Janna leaned her head back against the bus seat. It should have been more comfortable than it was, but even one of those plush bus seats offers no comfort when it is worn thin over the metal frame. She left her head there anyway, the base of her skull bouncing on the fabric covered metal. It generated a kind of muscle-y headache but it distracted her from thoughts of facing her aunt.
She knew what Aunt Sadey would look like, wearing jeans and a grey sweatshirt – the crew neck, plastic-y kind that no one else wears anymore – leaning her left shoulder on the door frame, an unlit cigarette hanging from the fingers of her right hand, hair dragged back in a ponytail except for a scrappy little bang that would be standing up in sections from being swept off of Sadey’s forehead. And she’d be shaking her head, just a little, so Janna would know that she’d let her family down again.
“You were your mother’s pride and joy, you know. You were going to save the lot of us.” Sadey wouldn’t even have to say the words aloud, Janna knew the script. “I knows how hard it is. Sure, haven’t I had the same troubles myself?”
It was the same thing that Sadey said every time, but Janna didn’t believe it. She couldn’t imagine that grey Aunt Sadey had ever gone off excited for anything, let alone for a job. Sadey always seemed happy enough working at Mercer’s Convenience, keeping the local kids from stealing chips and beer, standing on the front steps for a smoke on her break. Janna wasn’t like Sadey though, she was excited.
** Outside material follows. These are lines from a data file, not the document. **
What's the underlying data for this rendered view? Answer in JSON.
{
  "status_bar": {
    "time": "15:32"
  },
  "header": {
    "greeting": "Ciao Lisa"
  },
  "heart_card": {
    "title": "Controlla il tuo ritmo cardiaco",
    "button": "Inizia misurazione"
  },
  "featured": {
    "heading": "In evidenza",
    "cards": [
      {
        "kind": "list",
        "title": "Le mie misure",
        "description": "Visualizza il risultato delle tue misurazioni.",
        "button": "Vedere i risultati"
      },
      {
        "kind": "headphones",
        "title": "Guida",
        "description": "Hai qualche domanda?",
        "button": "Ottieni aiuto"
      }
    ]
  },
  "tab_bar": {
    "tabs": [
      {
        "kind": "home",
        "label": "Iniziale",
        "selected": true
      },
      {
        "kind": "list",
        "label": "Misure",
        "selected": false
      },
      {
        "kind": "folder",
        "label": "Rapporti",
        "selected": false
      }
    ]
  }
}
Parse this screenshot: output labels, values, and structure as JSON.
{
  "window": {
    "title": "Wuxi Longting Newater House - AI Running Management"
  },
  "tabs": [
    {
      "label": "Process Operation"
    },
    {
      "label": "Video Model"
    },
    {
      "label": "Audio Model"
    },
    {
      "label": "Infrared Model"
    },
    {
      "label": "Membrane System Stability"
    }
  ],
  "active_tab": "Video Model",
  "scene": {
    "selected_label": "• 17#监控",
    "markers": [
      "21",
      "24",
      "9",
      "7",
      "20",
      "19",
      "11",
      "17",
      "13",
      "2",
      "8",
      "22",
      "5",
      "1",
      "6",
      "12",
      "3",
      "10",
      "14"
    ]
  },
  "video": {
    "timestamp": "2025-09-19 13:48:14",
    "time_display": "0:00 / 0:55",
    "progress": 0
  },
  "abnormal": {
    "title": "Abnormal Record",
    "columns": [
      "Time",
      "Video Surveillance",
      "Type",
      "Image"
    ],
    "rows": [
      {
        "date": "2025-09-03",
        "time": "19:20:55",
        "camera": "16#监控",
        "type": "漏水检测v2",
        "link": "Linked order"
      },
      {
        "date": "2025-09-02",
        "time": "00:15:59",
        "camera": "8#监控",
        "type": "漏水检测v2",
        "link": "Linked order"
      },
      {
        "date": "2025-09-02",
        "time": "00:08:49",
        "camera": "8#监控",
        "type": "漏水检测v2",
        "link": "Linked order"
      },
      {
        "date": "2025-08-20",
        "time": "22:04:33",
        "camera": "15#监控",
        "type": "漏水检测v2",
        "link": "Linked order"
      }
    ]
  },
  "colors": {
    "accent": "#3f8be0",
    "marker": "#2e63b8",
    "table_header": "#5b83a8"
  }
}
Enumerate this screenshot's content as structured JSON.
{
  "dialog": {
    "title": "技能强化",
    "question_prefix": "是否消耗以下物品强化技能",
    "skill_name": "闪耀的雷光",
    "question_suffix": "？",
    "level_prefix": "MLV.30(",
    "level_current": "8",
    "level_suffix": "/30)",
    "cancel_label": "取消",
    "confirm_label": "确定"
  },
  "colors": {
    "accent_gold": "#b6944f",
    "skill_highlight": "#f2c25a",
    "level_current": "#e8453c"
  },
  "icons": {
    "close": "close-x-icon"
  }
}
Every single time.
The problem was that Janna she always started with such confidence. She was always sure that this was the one that was going to pan out, this was the job that would switch them up over that line from almost having enough to finally being able to get ahead.
It never was though.
Lots of times it was close, but when it all came down to it, Janna just didn’t fit. Her clothes were a little too cheap, her make-up a bit too heavy, her language a bit too ragged. After the interview it was always completely clear, a glance in the mirror told her what she had done wrong this time. She’d love to have that insight beforehand just once, when it would be of some use.
She was just tired. She needed a break somewhere. But if that break wasn’t coming, then she needed Sadey to not be waiting at the door when she got home from trying. It was never not getting the job. It was never the pursed lips of the interviewer. Never the sad head shake from the secretary on the way out. The gut-wrenching part was Sadey, standing on the steps, knowing that Janna had let them all down again. The saddest part was never not getting the job, the saddest part was getting back home.